Note every line in the entries that contains the string "健身计划列表", and copy it.

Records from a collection
--- START ---
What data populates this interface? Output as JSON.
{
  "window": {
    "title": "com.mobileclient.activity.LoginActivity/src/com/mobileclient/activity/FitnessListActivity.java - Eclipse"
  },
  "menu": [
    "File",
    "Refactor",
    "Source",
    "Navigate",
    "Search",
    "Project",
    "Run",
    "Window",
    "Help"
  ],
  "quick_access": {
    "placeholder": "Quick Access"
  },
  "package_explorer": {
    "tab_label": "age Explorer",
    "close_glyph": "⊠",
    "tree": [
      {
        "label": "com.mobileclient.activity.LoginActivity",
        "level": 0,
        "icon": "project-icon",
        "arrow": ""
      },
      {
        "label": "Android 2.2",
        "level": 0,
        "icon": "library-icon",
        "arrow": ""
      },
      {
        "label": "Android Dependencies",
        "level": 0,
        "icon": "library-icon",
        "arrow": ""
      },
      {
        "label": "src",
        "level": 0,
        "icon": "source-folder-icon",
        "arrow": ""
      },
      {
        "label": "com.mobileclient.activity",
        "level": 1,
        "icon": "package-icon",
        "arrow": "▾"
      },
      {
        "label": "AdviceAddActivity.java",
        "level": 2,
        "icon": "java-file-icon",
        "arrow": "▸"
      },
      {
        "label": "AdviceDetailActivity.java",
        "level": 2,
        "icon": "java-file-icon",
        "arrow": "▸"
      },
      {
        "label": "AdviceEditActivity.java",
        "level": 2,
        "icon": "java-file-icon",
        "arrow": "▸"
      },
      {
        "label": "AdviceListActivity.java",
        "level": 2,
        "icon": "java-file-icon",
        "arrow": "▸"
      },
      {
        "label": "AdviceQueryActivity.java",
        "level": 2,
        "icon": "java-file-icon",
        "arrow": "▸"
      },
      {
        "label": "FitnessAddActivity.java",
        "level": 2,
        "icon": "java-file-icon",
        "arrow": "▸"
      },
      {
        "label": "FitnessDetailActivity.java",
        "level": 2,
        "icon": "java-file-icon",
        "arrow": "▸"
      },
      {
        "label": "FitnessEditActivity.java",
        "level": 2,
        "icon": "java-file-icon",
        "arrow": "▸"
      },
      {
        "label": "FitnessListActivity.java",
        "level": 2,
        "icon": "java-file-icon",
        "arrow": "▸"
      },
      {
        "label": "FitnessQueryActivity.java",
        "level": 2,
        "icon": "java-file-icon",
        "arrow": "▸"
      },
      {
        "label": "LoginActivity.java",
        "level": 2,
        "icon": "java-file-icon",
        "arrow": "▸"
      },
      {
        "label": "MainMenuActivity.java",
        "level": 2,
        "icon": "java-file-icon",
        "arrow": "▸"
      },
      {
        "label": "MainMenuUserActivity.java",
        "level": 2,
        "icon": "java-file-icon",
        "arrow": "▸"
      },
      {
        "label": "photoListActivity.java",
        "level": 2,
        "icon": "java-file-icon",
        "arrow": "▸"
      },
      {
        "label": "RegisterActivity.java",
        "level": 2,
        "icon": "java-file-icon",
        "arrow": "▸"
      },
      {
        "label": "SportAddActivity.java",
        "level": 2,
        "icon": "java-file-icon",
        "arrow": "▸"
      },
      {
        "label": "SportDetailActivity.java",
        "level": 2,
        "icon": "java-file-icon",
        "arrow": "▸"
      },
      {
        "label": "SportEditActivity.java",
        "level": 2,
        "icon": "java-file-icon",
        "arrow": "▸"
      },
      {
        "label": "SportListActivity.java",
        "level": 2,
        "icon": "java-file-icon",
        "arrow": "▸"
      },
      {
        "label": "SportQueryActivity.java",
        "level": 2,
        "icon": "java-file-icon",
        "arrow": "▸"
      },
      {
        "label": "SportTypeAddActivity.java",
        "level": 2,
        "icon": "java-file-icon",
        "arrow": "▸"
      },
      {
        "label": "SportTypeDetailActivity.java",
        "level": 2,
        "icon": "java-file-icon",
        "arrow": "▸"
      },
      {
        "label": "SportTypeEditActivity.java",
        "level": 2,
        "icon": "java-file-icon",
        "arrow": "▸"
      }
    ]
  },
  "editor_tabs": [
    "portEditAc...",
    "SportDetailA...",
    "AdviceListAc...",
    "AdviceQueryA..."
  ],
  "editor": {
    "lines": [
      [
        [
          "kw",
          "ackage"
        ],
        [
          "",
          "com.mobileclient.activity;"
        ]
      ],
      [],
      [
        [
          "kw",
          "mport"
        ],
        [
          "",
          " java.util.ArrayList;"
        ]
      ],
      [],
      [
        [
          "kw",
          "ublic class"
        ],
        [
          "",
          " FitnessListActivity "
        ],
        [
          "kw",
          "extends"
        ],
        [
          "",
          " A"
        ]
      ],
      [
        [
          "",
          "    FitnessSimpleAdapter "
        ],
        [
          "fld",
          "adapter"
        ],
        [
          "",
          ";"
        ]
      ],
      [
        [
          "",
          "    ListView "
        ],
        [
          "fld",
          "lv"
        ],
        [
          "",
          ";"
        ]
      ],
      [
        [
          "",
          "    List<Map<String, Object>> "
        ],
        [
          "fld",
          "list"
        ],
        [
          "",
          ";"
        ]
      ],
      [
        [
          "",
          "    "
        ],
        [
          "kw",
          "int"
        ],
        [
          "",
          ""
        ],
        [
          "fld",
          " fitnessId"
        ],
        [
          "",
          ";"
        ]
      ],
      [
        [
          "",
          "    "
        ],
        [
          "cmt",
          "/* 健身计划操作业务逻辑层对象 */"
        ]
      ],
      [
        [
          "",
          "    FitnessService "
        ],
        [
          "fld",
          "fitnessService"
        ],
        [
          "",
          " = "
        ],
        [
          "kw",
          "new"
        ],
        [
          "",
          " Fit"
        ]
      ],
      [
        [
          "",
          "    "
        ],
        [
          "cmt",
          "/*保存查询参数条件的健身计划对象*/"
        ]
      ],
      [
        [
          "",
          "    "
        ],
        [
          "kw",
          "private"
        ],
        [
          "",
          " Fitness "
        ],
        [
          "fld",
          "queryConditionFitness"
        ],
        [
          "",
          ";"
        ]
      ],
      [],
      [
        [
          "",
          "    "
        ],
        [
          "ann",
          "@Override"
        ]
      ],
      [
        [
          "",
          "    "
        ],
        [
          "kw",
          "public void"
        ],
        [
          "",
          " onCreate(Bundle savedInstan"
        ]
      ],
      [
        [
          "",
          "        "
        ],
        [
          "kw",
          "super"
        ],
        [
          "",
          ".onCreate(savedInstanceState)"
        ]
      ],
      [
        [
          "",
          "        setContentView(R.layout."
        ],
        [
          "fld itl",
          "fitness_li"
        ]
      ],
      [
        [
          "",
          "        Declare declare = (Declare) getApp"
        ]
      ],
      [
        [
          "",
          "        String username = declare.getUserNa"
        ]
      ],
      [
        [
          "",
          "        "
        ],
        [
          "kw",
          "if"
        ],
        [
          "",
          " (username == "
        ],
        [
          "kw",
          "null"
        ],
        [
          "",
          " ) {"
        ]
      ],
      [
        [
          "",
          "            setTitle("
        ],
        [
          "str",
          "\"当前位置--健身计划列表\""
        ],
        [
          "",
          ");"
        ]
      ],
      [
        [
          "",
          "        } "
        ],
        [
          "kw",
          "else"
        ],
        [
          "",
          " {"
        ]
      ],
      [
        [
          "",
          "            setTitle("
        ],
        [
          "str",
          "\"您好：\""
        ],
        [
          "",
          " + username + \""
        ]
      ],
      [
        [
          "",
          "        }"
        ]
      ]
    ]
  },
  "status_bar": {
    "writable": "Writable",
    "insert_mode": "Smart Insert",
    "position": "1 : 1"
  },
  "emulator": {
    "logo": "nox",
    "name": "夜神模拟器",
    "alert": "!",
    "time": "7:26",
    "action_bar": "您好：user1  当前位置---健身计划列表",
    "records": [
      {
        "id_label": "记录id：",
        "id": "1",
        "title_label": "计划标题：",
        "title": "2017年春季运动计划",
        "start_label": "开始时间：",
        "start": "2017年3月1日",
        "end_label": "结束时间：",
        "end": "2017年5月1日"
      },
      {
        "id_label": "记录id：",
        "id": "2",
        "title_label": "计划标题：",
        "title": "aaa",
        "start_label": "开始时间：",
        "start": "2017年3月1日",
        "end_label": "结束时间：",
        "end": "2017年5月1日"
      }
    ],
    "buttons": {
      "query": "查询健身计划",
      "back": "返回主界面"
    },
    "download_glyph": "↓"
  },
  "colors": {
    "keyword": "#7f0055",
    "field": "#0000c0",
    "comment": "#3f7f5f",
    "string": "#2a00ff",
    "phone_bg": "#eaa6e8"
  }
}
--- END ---
## Solution to the problem
          "\"当前位置--健身计划列表\""
    "action_bar": "您好：user1  当前位置---健身计划列表",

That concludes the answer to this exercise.